Evaluating retch wire screen as a new tool for feces collection in digestibility assessment in fish: the impact of nutrient leaching on apparent digestibility of fishmeal, soybean meal and rapeseed meal diets in rainbow trout (Oncorhynchus mykiss)
MetadataShow full item record
- Master's theses (IHA) 

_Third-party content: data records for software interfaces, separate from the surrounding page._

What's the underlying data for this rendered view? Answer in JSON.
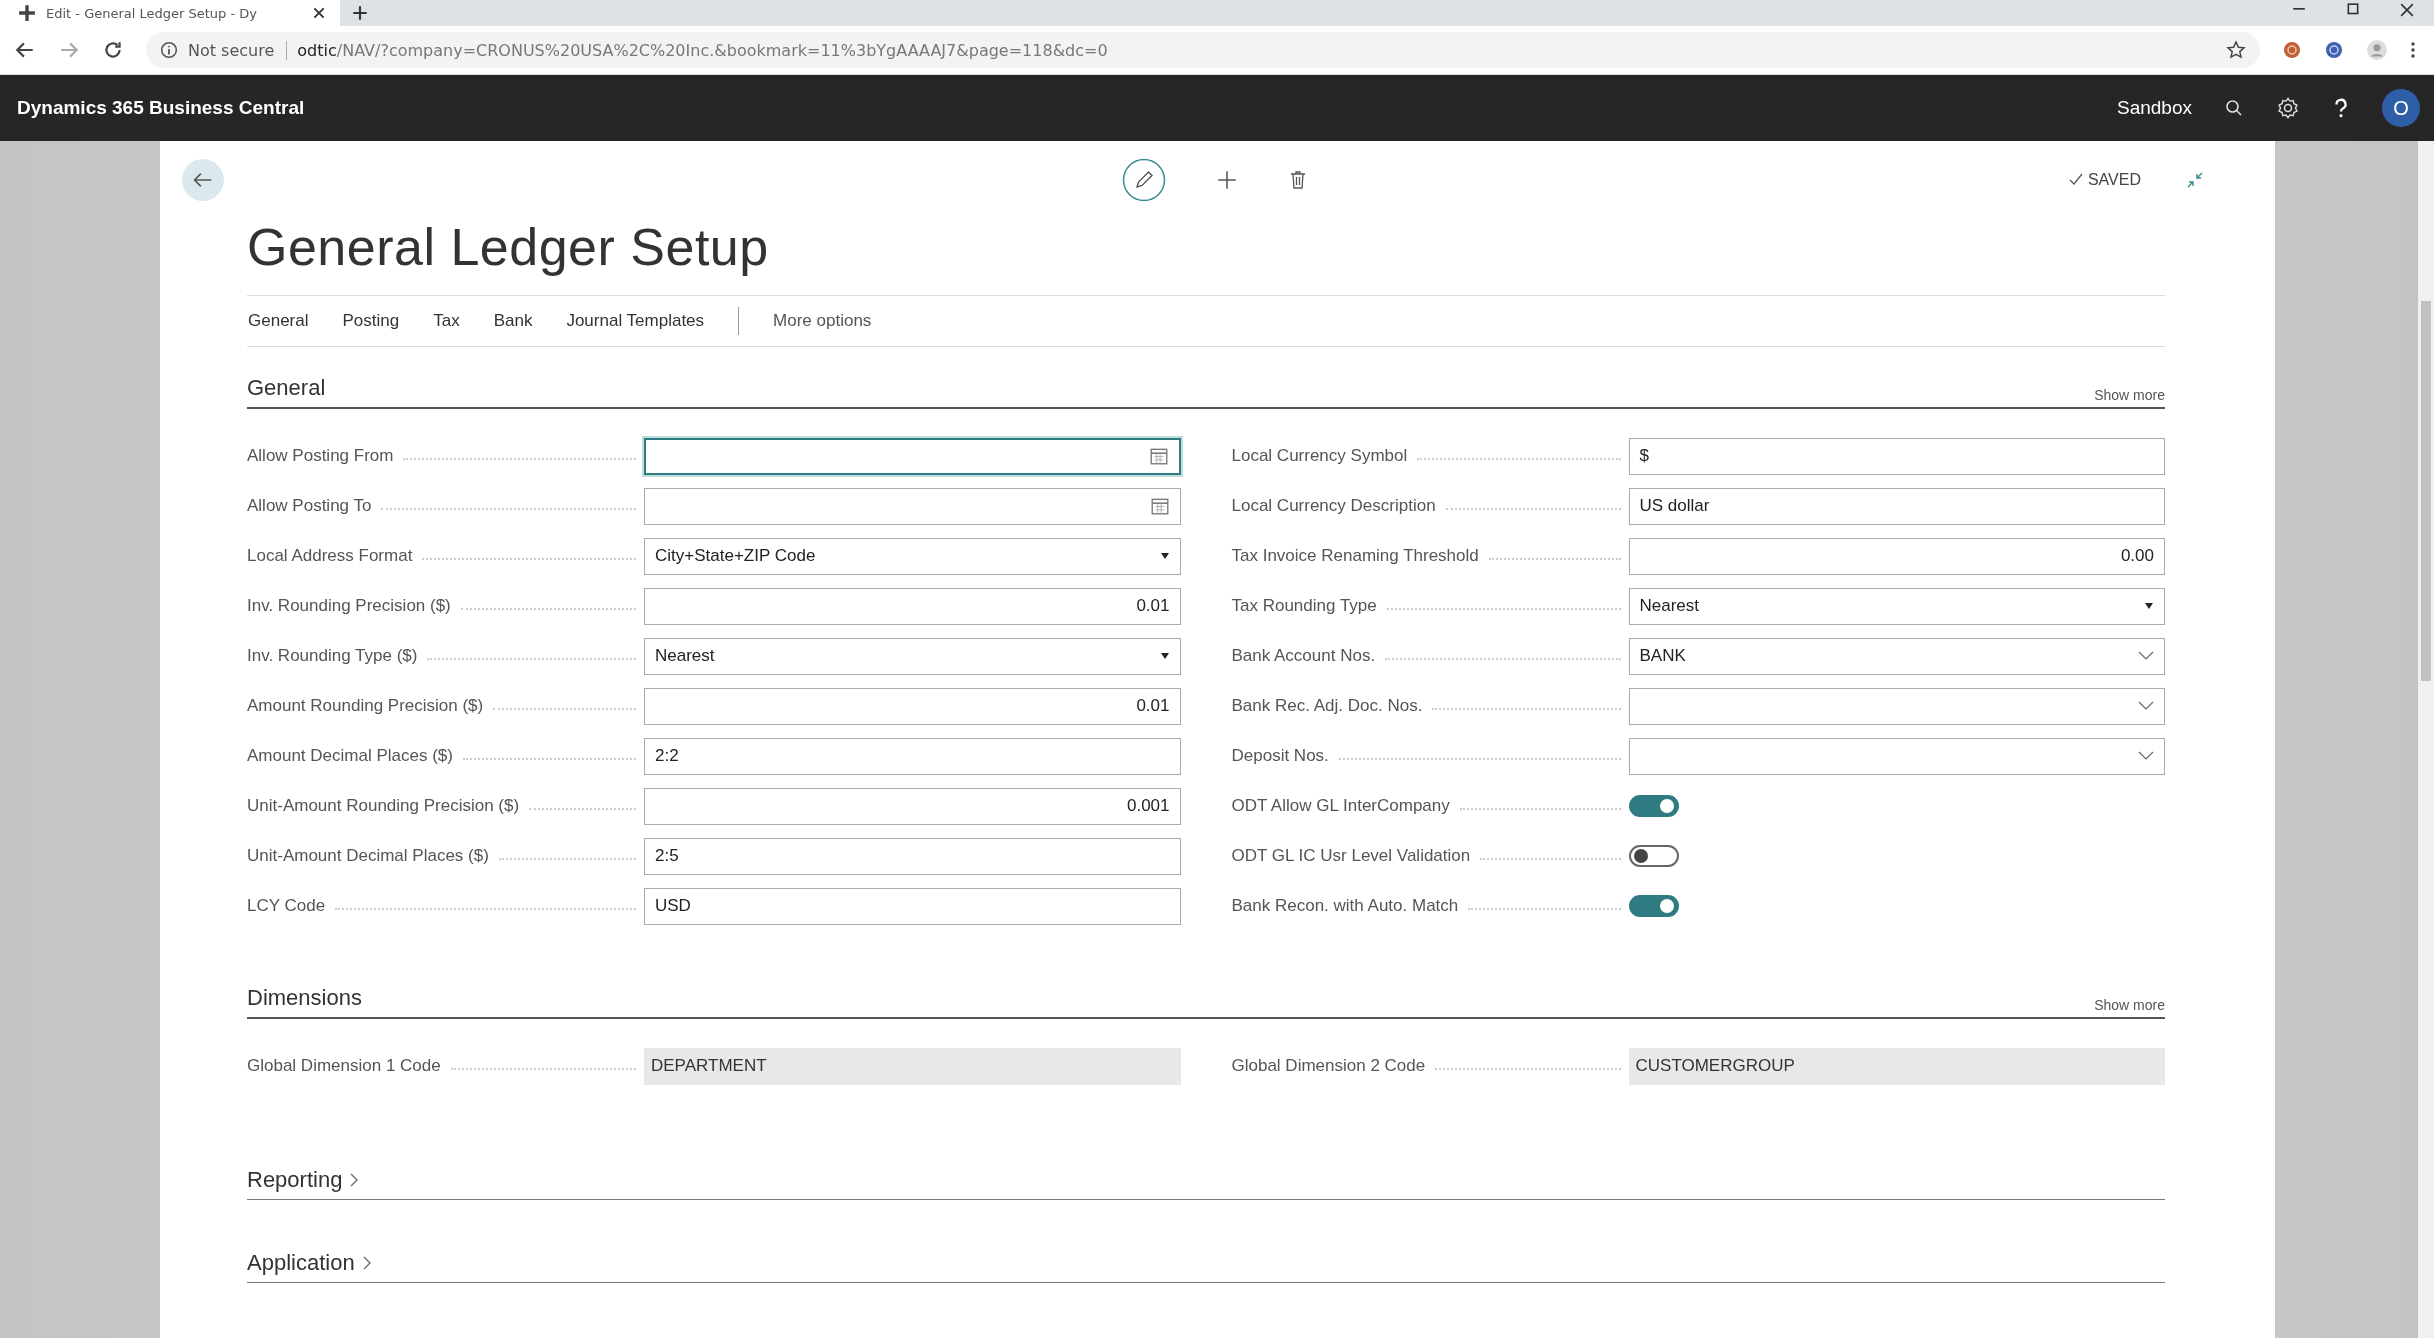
{
  "browser": {
    "tab_title": "Edit - General Ledger Setup - Dy",
    "security": "Not secure",
    "url_host": "odtic",
    "url_path": "/NAV/?company=CRONUS%20USA%2C%20Inc.&bookmark=11%3bYgAAAAJ7&page=118&dc=0"
  },
  "app_bar": {
    "title": "Dynamics 365 Business Central",
    "environment": "Sandbox",
    "avatar": "O"
  },
  "page": {
    "title": "General Ledger Setup",
    "status": "SAVED",
    "nav": [
      {
        "label": "General"
      },
      {
        "label": "Posting"
      },
      {
        "label": "Tax"
      },
      {
        "label": "Bank"
      },
      {
        "label": "Journal Templates"
      }
    ],
    "more": "More options"
  },
  "sections": [
    {
      "title": "General",
      "expanded": true,
      "show_more": "Show more",
      "columns": [
        [
          {
            "label": "Allow Posting From",
            "kind": "date",
            "focused": true
          },
          {
            "label": "Allow Posting To",
            "kind": "date",
            "focused": false
          },
          {
            "label": "Local Address Format",
            "kind": "select",
            "value": "City+State+ZIP Code",
            "focused": false
          },
          {
            "label": "Inv. Rounding Precision ($)",
            "kind": "number",
            "value": "0.01",
            "focused": false
          },
          {
            "label": "Inv. Rounding Type ($)",
            "kind": "select",
            "value": "Nearest",
            "focused": false
          },
          {
            "label": "Amount Rounding Precision ($)",
            "kind": "number",
            "value": "0.01",
            "focused": false
          },
          {
            "label": "Amount Decimal Places ($)",
            "kind": "text",
            "value": "2:2",
            "focused": false
          },
          {
            "label": "Unit-Amount Rounding Precision ($)",
            "kind": "number",
            "value": "0.001",
            "focused": false
          },
          {
            "label": "Unit-Amount Decimal Places ($)",
            "kind": "text",
            "value": "2:5",
            "focused": false
          },
          {
            "label": "LCY Code",
            "kind": "text",
            "value": "USD",
            "focused": false
          }
        ],
        [
          {
            "label": "Local Currency Symbol",
            "kind": "text",
            "value": "$",
            "focused": false
          },
          {
            "label": "Local Currency Description",
            "kind": "text",
            "value": "US dollar",
            "focused": false
          },
          {
            "label": "Tax Invoice Renaming Threshold",
            "kind": "number",
            "value": "0.00",
            "focused": false
          },
          {
            "label": "Tax Rounding Type",
            "kind": "select",
            "value": "Nearest",
            "focused": false
          },
          {
            "label": "Bank Account Nos.",
            "kind": "lookup",
            "value": "BANK",
            "focused": false
          },
          {
            "label": "Bank Rec. Adj. Doc. Nos.",
            "kind": "lookup",
            "focused": false
          },
          {
            "label": "Deposit Nos.",
            "kind": "lookup",
            "focused": false
          },
          {
            "label": "ODT Allow GL InterCompany",
            "kind": "toggle",
            "on": true
          },
          {
            "label": "ODT GL IC Usr Level Validation",
            "kind": "toggle",
            "on": false
          },
          {
            "label": "Bank Recon. with Auto. Match",
            "kind": "toggle",
            "on": true
          }
        ]
      ]
    },
    {
      "title": "Dimensions",
      "expanded": true,
      "show_more": "Show more",
      "columns": [
        [
          {
            "label": "Global Dimension 1 Code",
            "kind": "readonly",
            "value": "DEPARTMENT"
          }
        ],
        [
          {
            "label": "Global Dimension 2 Code",
            "kind": "readonly",
            "value": "CUSTOMERGROUP"
          }
        ]
      ]
    },
    {
      "title": "Reporting",
      "expanded": false
    },
    {
      "title": "Application",
      "expanded": false
    }
  ]
}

The study was carried out to evaluate the retch wire screen as a potential tool for collecting feces from water, by comparing its apparent digestibility estimates with that of the conventional stripping method. The retch wire screen is designed as a wire mesh for collecting or trapping feces that is removed from the tank along with the outlet water. The slots between the wire screens allow the passage of the outlet water while the trapped feces are collected from the wire screens for analysis. Three different diets with fishmeal, soybean meal and rapeseed meal were produced by extrusion. The diets were fed once a day to triplicate groups of rainbow trout with an average weight of 120 grams, reared in 14oC freshwater. The experiment lasted for 22 days. Feces were obtained by careful stripping from the distal abdomen and collected from the wire screen 15, 30, 60, 120 and 240 minutes past feeding. Faecal dry matter, organic matter, carbon, nitrogen, sulphur and yttrium oxide (Y2O3) were analysed in diets and freeze dried feces samples, and apparent digestibilities (AD) were calculated. AD estimates of organic matter, nitrogen and sulphur obtained by collecting feces on the wire mesh collector were higher than AD estimates obtained by the stripping method, except for some values obtained for AD of carbon. This shows that leaching of nutrients from the feces was immediate. Compared to this initial leaching of nutrients, the leaching loss caused by prolonged collection times from 15 to 240 minutes was small. The percentage difference observed in AD estimate between stripping and feces collected with the retch wire screen were lower than values reported in previous methods of feces collection from water media. The relative ranking of the apparent digestibility among the 3 diets in the ANOVA analysis showed the same statistical ranking, and this may facilitate use of the tool, eventually by the employment of a correction factor. There were significant differences observed in the faecal dry matter among the diets for both methods of faecal collection. Soybean meal showed the lowest faecal dry matter among the diets. AD of nitrogen was significantly higher for the soybean meal diet than for the fishmeal diet when feces were obtained by stripping. Soybean meal also gave the highest estimates of nitrogen AD for feces collection at all the time intervals while rapeseed meal recorded the lowest Nitrogen AD. Rapeseed meal also showed the poorest digestibility in both methods of faecal collection for organic matter, carbon and sulphur. Sulphur AD obtained with the rapeseed meal diet by the stripping method was particularly low (54.7%), compared to the fishmeal and soybean meal diets that had 72.4 and 70.1% respectively. The likely reason for this was attributed to low digestibility of sulphur containing amino acids in the rapeseed, possibly due to antinutrient factors.